Disaster Recovery Plan

Why every home should have a wood stove

Writing this in the aftermath of Hurricane Sandy (October 2012) has brought home to me just how dependent we are these days on the outside world. Right now the news headlines are still talking about homes cut off without power days after the storm passed, roads blocked by flooding and fallen trees and to top it all off there is snow falling hard!

While hurricanes like this are fortunately rare, big storms are not. Even here in the UK a cold spell and heavy snow falls can leave us trapped in our homes for days at a time. So here is my question to you...

What if?

What if the worst possible scenario happened? What if Sandy had hit your home? What if you were the ones without power, water or gas for days on end? What if 100,000 trees came down in a storm and you couldn't get out of your drive for a week?

If you can't see your way round those questions then you should put some serious thought into making a disaster recover plan. It doesn't need to be a serious formal thing, but think it through.

Heavy snow can strand you in your home. Could you also cope if the power went out?


If you were cut off for days with no power or mains connections, how would you stay warm? This used to be the norm for our ancestors, with winter snows isolating them in their communities.

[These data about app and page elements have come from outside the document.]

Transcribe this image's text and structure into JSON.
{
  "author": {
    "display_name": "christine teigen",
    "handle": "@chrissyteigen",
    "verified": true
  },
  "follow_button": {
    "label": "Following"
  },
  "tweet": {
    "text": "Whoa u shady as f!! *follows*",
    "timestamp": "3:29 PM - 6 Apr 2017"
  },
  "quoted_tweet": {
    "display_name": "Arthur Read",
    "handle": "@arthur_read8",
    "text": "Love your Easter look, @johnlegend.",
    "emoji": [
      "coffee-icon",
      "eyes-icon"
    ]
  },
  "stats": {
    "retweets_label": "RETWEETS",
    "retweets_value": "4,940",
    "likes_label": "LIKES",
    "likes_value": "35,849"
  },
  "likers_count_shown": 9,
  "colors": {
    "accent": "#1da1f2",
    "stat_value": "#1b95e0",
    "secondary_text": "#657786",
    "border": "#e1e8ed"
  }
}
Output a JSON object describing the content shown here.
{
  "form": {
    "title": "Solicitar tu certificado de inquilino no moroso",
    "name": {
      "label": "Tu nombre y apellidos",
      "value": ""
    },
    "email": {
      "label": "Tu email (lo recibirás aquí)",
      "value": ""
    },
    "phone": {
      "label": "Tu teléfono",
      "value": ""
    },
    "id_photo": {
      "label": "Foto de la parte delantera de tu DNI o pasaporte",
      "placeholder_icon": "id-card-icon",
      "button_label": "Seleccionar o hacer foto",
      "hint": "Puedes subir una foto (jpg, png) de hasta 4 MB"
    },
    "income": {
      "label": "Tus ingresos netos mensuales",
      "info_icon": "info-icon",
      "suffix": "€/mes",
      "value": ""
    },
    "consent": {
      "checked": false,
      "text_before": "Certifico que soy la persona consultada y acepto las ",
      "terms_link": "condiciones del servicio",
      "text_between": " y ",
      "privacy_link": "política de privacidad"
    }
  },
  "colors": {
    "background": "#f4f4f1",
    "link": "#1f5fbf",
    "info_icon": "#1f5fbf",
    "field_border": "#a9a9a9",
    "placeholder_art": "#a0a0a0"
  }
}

If you don't already have an effective backup then a simple wood stove is an excellent fall back. It doesn't need to be used day to day, but in emergencies or just extreme weather it could be a life saver.


If the power goes for an extended period you will need to have some backup lighting. I vividly remember my parents fumbling around the house with a box of matches trying to find some candles in the back of a draw during a power cut.

Fortunately these days there are safe, more convenient and more reliable alternatives. My personal preference is to have a few LED headtorches in a draw with a pack of spare batteries. The battery life on these is amazing (200+ hours off two AA batteries!) and you can still use your hands to cook, and do other tasks. One for each member of the household is a good idea. I also use these Petzel torches when out camping and caving - they have never let me down yet, and when you are 400m below ground reliability is important!

Cooking+ boiling water

Back to our wood stoves again - did you realise that most stoves can also be used for cooking and boiling water? Simply get your fire going as normal and put your pot, with a lid, on the stove top.

Even just being able to boil water for drinking is an important backup to have. If your water supply gets cut off or contaminated being able to sterilise collected water by boiling it will keep you healthy.


If a storm damages or closes access roads you could be isolated for weeks - do you have basic food supplies laid by?

What is your contingency for if the roads are blocked for a week? Would you still be having proper meals a week from now, or do you need to beef up your supplies? Tins keep well, as do dried staples like pasta, rice and beans. It doesn't need to be exciting stuff, but you'll be grateful for that boring sack of rice if the worst does happen.

What about your community?

You may have this in place, but what state are your neighbours in? Not everyone has a stove, and the elderly or disabled are particularly vulnerable. Could you invite others to stay until the worst has passed?

I hope this has at least stimulated some thought... if you have more to add then get in touch...

All the best,